Budget 2023 needs to reform, enhance and simplify the Irish tax landscape to alleviate the cost of living burden, while encouraging future investment and growth in Irish businesses.

That’s according to the latest pre-Budget 2023 submission from Deloitte.

Deloitte argues Budget 2023 should aim to strategically position Ireland to address the key uncertainties in the global economic and tax landscape.

“Budget 2023 should aim to strategically position Ireland to take full advantage of unique opportunities presented by future uncertainties”

It says it should focus on sustainable growth in key areas such as knowledge and innovation focused industries and rapidly growing indigenous businesses, according to Deloitte Ireland’s pre budget 2023 recommendations document that was published today. 

Prepare for these mega trends

While the Deloitte pre budget submission addresses a range of issues spanning personal taxes, entrepreneurship, inward investment and innovation, a number of “mega trends” can be identified in the current global tax and economic landscape including:

  • Future success and growth in the SME space: Measures such as a 20% rate of tax on certain dividends to encourage growth in businesses and retention of cash for investment would be welcome, as would  immediate changes to the Employment Investment Incentive and Start up refunds for Entrepreneurs schemes. Such changes would assist SMEs in creating sustainable growth and would be a practical indicator of support and investment in future success from the current Government.
  • Labour force pressures and personal tax regime: Reducing the 52% marginal tax rate, combined with reviewing the Universal Social Charge and PRSI to simplify both systems. Enhancing the Special Assignee Relief Programme, improving the Key Employee Engagement Programme and aligning tax credits, bands and flat rate allowances with inflation will ensure that taxpayer net pay is reflective of the rising cost of living
  • Inflationary pressures and the cost of living: Revisions to tax bands and flat rate allowances would assist taxpayers in addressing inflationary pressures. The reintroduction of bin and service charges tax relief and enhancements to the Rent a Room relief and childcare services relief, would also help to address the rising cost of accommodation and to support parents in sourcing childcare as they return to work.
  • Climate change: Further enhancements could be made to a range of tax incentives and reliefs targeted towards green energy and renewables. The reintroduction of reliefs for green investments, extension of tax relief for specific expenses incurred on renewable energy projects and the use of VAT measures would ease the cash flow burden on renewable energy developers.
  • Globalisation and foreign business investment: A wide range of simplification measures should be considered to make the Irish corporation tax system more taxpayer and investor friendly including reform of the existing (and complex) rules on interest relief (i.e. tax relief on debt funding) and an overhaul of double taxation relief. Such changes, combined with continued stakeholder engagement on imminent developments would undoubtedly assist multinational groups in making future investment decisions in the face of continued uncertainty posed by international tax reform. 

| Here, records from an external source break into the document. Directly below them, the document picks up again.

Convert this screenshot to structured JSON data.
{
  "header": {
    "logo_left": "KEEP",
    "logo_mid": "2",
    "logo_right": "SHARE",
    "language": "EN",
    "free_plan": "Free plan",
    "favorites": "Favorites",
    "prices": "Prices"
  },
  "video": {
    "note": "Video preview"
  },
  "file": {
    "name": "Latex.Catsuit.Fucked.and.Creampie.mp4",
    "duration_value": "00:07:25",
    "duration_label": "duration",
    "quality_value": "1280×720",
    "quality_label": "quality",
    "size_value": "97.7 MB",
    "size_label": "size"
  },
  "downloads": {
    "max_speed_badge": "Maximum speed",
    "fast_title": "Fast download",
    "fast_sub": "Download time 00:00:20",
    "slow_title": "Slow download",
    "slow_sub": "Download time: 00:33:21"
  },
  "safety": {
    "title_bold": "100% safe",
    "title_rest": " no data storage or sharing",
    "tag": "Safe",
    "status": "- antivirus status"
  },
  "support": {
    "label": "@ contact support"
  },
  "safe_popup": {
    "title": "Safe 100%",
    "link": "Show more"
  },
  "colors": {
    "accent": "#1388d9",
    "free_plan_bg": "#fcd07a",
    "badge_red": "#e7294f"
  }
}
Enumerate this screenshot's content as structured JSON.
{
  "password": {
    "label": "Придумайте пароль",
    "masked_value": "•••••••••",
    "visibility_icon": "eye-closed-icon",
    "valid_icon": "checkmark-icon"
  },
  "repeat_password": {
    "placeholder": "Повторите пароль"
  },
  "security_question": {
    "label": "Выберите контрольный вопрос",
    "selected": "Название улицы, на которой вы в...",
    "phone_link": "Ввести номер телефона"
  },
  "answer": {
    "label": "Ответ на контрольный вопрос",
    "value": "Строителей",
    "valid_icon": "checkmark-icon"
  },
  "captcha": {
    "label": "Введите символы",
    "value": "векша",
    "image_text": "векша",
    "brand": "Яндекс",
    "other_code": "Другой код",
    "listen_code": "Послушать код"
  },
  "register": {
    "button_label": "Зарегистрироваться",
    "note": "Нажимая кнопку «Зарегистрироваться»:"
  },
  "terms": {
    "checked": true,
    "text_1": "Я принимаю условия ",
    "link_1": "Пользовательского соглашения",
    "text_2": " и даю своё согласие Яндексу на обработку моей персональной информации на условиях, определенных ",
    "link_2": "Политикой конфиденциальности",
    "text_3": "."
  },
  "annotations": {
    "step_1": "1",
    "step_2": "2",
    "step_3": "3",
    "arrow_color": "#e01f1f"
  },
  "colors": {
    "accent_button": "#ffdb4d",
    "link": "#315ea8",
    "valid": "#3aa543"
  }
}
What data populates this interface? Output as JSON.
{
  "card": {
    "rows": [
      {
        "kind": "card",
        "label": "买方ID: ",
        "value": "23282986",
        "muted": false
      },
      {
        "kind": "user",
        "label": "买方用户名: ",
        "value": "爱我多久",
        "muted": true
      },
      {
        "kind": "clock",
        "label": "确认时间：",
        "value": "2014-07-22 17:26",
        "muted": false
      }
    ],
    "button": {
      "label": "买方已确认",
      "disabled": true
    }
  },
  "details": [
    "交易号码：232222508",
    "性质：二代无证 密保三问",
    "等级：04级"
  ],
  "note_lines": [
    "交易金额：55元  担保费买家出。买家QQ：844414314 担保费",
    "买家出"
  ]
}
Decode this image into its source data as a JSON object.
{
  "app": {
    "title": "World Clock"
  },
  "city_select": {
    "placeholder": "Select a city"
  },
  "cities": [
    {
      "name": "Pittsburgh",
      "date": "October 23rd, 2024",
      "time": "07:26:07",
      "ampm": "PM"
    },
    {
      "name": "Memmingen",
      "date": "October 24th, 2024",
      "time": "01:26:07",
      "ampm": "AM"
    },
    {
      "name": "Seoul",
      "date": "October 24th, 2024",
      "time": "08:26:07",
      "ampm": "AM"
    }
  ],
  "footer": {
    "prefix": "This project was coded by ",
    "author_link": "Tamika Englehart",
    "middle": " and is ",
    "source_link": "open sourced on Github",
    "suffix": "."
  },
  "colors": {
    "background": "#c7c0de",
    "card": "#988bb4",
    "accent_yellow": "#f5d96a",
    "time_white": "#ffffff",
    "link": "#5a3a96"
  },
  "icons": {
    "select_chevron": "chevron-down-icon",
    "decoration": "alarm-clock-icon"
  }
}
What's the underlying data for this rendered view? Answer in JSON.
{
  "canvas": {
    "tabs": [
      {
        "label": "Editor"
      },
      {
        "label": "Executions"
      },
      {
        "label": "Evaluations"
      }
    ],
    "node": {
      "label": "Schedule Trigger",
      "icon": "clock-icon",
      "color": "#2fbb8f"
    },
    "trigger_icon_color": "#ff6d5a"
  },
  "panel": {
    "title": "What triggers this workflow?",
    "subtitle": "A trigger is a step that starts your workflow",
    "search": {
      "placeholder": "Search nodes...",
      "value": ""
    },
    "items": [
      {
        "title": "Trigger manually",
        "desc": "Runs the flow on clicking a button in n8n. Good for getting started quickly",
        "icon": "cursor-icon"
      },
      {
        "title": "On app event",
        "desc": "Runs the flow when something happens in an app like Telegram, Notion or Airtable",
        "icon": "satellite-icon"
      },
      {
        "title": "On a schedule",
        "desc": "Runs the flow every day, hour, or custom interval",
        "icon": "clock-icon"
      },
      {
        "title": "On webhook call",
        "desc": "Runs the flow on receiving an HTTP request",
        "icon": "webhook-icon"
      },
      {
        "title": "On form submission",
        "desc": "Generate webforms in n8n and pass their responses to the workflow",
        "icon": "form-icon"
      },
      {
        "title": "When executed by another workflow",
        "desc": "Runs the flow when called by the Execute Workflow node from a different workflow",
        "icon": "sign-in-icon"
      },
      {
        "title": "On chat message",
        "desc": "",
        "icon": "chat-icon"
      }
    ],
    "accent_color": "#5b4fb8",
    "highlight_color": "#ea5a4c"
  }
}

“Ireland has been a major beneficiary of globalisation, one of the important factors being our corporate tax regime and the ever-present focus on providing taxpayers and businesses with clarity and certainty,” said Lorraine Griffin, head of Tax at Deloitte.

“Recent developments on international tax – and in particular the yet to be agreed 15% global minimum tax rate – will to some degree level the playing field with other competitor countries. In addition, inflationary pressures have dominated the conversation in recent weeks and months with inflation of 7.8% the highest since 1984.

“While all eyes will be on the immediate changes Budget 2023 will bring for individuals and companies, an enhanced focus must be placed on measures that will provide for sustainable growth in the medium to long term, for example, through changes which will future proof tax reliefs for Research and Development and by “blue sky” thinking in relation to the attractiveness of long term renewable energy projects, to name but a few.” 

“Budget 2023 should aim to strategically position Ireland to take full advantage of unique opportunities presented by future uncertainties, while at the same time ensuring a stable and attractive environment for investment going forward.”

John Kennedy
Award-winning ThinkBusiness.ie editor John Kennedy is one of Ireland's most experienced business and technology journalists.